Sick lately? It might be stress. Some doctors say that as many as nine of ten visits to the doctor could be stress-related, with the ailments including everything from allergies and asthma to herpes and heart disease.
Now, if that little bit of news isn't stressing enough, there are also those angst-inducing traffic jams and long lines, jerky bosses and inept office co-workers, too much to do and too little time to do it.
Stress has emerged as one of the most serious health issues of the 21st century. It makes people around the world vulnerable to many diseases, according to a recent report released by the International Labor Organization (ILO).
"The kind of tense and stressful working environment wjocj seems to have become accepted as natural will have to be addressed urgently if the changes through which the world is moving are not to become overwhelming," said the United Nations labor agency.
More and more companies all over the globe are feeling the financial costs of stress, through compensation claims in the courts. In Japan, for instance, there has been an increasing number of claims for so-called "karoshi" or death from overwork.

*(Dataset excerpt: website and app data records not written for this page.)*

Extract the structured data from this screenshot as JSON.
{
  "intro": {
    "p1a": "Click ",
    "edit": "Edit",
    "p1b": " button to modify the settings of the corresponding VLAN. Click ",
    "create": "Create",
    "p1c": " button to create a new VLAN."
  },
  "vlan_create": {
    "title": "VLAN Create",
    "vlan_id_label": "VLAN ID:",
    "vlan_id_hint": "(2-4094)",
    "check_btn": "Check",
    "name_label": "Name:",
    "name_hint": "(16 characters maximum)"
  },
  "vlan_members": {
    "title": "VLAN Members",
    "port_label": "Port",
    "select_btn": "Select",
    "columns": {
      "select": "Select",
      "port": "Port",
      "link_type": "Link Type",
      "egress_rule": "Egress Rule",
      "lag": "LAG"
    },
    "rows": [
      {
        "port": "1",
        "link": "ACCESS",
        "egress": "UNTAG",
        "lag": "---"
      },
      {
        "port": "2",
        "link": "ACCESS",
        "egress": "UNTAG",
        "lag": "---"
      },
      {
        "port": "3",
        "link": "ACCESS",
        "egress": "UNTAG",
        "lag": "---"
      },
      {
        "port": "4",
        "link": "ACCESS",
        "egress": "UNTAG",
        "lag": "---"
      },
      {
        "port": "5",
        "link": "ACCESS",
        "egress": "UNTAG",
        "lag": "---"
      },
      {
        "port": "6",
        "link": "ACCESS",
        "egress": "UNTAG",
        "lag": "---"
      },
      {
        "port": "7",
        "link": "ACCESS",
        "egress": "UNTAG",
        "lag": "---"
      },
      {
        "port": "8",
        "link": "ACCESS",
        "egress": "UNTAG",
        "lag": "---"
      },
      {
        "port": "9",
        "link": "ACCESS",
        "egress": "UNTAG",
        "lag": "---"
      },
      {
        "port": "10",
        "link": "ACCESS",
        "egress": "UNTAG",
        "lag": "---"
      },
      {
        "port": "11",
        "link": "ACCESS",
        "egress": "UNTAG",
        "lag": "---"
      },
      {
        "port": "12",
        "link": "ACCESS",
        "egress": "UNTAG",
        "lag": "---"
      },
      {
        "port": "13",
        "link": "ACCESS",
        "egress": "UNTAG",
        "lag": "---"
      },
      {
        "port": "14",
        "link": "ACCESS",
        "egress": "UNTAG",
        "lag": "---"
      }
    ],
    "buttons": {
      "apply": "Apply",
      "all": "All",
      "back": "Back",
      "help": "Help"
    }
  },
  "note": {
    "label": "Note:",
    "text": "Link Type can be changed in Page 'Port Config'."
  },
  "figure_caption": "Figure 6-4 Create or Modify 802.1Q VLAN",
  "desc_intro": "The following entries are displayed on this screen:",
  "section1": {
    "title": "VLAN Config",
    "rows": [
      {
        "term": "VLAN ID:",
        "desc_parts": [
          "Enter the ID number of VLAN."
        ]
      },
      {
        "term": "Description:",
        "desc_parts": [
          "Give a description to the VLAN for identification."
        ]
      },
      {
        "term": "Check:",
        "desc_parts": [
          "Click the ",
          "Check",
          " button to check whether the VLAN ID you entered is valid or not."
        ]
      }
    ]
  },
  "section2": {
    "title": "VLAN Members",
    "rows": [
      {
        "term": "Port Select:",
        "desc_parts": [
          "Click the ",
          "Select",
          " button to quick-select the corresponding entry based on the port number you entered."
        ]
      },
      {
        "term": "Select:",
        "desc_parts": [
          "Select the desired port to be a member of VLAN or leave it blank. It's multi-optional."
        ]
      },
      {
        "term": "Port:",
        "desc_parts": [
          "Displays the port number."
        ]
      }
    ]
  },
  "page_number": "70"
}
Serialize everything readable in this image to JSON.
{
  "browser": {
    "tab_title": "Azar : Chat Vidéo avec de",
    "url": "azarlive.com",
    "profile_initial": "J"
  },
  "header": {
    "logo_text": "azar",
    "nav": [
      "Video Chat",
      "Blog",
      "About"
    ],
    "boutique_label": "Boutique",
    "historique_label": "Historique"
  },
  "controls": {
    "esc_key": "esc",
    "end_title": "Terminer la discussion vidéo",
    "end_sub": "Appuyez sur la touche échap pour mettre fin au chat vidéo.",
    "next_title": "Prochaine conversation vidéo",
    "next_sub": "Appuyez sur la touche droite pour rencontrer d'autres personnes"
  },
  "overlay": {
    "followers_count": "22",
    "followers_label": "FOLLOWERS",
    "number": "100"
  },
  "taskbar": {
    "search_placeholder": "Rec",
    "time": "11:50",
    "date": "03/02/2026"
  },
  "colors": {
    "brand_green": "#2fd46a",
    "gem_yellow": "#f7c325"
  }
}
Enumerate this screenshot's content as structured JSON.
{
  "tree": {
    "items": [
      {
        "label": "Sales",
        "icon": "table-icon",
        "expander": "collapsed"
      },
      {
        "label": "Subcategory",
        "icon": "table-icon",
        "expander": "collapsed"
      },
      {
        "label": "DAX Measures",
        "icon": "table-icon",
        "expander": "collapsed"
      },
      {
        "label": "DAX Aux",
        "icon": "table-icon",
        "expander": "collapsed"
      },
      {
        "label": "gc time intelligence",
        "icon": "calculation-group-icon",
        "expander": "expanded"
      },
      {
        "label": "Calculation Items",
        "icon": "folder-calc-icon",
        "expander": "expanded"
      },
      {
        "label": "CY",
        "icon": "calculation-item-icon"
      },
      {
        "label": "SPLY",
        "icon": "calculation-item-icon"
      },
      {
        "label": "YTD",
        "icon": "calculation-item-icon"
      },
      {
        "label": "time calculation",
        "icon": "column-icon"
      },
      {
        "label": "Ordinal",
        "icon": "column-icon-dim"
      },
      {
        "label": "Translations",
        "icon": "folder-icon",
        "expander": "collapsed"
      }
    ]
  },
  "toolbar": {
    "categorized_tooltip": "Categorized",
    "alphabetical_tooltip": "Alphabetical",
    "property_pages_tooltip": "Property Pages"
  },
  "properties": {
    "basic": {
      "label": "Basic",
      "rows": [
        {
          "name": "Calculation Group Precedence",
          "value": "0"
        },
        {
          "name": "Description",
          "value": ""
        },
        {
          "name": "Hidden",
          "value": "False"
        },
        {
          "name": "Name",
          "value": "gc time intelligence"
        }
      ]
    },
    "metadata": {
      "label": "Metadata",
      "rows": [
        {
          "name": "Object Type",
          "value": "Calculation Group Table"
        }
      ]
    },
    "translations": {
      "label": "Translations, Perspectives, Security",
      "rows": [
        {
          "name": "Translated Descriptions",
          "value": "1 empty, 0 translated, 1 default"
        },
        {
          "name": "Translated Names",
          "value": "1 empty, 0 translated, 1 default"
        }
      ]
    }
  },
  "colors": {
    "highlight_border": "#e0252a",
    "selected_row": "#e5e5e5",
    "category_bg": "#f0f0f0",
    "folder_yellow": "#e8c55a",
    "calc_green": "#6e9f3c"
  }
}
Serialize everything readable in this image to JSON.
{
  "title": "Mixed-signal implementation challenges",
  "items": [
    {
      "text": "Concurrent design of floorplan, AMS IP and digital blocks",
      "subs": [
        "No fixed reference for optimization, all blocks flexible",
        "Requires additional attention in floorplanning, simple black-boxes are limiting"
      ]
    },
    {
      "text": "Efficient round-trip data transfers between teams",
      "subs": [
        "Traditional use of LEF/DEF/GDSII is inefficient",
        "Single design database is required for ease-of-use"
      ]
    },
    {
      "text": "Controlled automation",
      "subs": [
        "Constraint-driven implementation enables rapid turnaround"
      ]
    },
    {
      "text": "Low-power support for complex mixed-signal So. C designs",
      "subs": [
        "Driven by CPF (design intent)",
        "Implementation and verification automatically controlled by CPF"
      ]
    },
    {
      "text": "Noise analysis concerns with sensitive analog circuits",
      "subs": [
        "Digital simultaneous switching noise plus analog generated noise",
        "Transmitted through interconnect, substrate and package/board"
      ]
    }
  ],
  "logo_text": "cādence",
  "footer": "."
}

In some instances, you cannot control stress. But it's far from a hopeless struggle."The key to controlling stress is to monitor and challenge your negative thinking," says psychologist Richard Blue, a stress management specialist. "When you look for the positive side of what's causing you stress - and usually you can find some positive things about it - you'll see that it's probably not as stressful as you're making it out to be."
To train yourself to think more positively, begin each sentence with "at least" whenever you're stressed out, advises Dr. Blue. Examples: If you work for a jerky boss, remind yourself, "At least I have a job." When you're stressed out because a co-worker has done more than you do, tell yourself, "At least I have accomplished something."
One disease that some health experts equate with overwork and stress is stomach ulcer. "Ulcers are raw, craterlike spots in the stomach or just beyond the stomach in the part of the intestine called the duodenum," explains 'The Doctors Book of Home Remedies.' "Ulcers occur when, for one reason or another, the cells normally lining the stomach or intestine no longer provide protection against the caustic effects of stomach acid. The stomach literally digests itself."
How do you know you have an ulcer? Oftentimes, there's a burning, gnawing or aching pain just below the breastbone. You can begin to suspect ulcers (as opposed to heartburn) if the pain is relieved by eating food but recurs two to three hours after eating a meal. Sometimes, the pain is so strong that it awakens you in the wee hours of the morning.
By the way, only a doctor can tell you for sure whether you have ulcers. And even the best of doctors can't tell you exactly when you're going to have a so-called "flare-up."
One of the best ways to heal your ulcer faster is by getting rid those stressful moments. "Classic studies have presented strong evidence of stress component in ulcer development," says Dr. Steven Fahrion, clinical psychologist and director of the Center for Applied Psychophysiology at the Menninger Clinic in Topeka, Kansas.
Not all researchers agree. But studies suggest that stress increases stomach acid production and decreases blood flow. And if there's anything an ulcer-prone stomach doesn't need, it's more acid.
Apart from their stomachs, office workers should worry about another part of their body -- their ears. Anybody who works in a very noisy office -- say a call center -- might develop tinnitus, or "ringing in the ears." Actually, it's not a disease, and it doesn't cause hearing disorders. It's any kind of swishing, hissing, whirring, ringing, whistling, buzzing or chirping that goes on inside your head.